10: The Wolves’ Opening Night roster boasts 10 players with NHL experience: Forwards Daniel Carr, Tomas Hyka, Curtis McKenzie, Stefan Matteau, Brandon Pirri and T.J. Tynan, defensemen Griffin Reinhart and Zach Whitecloud and goaltenders Oscar Dansk and Max Lagace. Pirri has seen the most NHL action with 60 goals and 41 assists in 228 games. Hyka, Matteau, Pirri, Whitecloud, Dansk and Lagace all saw time last season with the Vegas Golden Knights — with Lagace posting a 6-7-1 record and 3.92 goals-against average in 16 games and Dansk notching a 3-0-0 record and 1.78 GAA in four games.
48: Since the Chicago Wolves were founded, 48 National Hockey League first-round draft choices have suited up for the team. That list includes a pair of No. 1 overall picks in center Patrik Stefan (1999 by the Atlanta Thrashers) and goaltender Rick DiPietro (2000 by the New York Islanders). The most recent first-rounder to debut with the Wolves is defenseman Griffin Reinhart, who was the No. 4 selection in the 2012 draft. Center Stefan Matteau and defenseman Erik Brännström are the other first-round picks on the Opening Night roster.

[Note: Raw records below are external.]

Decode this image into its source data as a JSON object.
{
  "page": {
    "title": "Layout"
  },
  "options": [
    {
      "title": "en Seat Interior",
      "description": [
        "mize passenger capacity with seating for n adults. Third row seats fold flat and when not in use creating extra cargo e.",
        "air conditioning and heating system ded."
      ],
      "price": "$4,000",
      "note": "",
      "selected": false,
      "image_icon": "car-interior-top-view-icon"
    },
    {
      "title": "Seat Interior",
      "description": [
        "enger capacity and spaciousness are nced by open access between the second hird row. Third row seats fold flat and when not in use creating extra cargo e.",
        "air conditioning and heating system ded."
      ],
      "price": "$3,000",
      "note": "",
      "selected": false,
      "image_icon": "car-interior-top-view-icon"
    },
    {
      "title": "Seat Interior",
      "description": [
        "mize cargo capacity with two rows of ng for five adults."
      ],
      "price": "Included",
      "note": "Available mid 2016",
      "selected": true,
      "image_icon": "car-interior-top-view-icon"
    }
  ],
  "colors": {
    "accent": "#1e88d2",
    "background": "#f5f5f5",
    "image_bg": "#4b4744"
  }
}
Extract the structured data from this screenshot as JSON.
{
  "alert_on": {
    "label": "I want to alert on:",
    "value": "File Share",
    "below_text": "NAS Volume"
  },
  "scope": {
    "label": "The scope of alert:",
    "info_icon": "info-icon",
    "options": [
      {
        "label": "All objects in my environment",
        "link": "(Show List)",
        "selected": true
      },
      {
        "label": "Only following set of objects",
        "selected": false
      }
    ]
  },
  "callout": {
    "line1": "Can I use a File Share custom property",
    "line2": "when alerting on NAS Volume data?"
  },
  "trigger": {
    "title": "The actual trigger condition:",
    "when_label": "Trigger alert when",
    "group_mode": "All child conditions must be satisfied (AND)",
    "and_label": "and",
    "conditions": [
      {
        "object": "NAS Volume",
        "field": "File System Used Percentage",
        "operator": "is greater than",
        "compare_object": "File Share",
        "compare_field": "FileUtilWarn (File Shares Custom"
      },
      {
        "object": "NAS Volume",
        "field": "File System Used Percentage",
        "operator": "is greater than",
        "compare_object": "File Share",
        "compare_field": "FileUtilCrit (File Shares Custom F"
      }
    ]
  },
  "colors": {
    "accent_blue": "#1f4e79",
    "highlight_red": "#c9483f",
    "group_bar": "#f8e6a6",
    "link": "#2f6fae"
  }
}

60.4: The Wolves have produced a .604 winning percentage on Opening Night, which almost matches the franchise’s .596 winning percentage in all games since the inaugural contest on Oct. 1, 1994. The Wolves own a 12-7-2-3 mark in season openers, which includes a 6-6-1-3 showing on the road. This marks the third year in a row that the Wolves have opened away from Allstate Arena. The last time the Wolves opened a season with a road win was Oct. 4, 2013, with a 2-1 victory at San Antonio. Overall, the Wolves boast a 1,029-661-20-77-114 record — which works out to 2,269 points in 1,905 regular-season games.
350: If you’ve suited up for the Wolves, chances are better than 50/50 that you’ve also played in the National Hockey League. When St. Louis Blues forward Jordan Kyrou made his NHL debut Thursday night, he became the 350th player (out of 605) who has competed for the Wolves and in the NHL. That 57.9 percent overall success rate is even higher among goaltenders. Of the 54 players who’ve tended the net for the Wolves over the years — starting with original goaltenders Ray LeBlanc and Wendell Young and continuing through current Wolves Max Lagace and Oscar Dansk — 37 boast NHL experience (68.5 percent).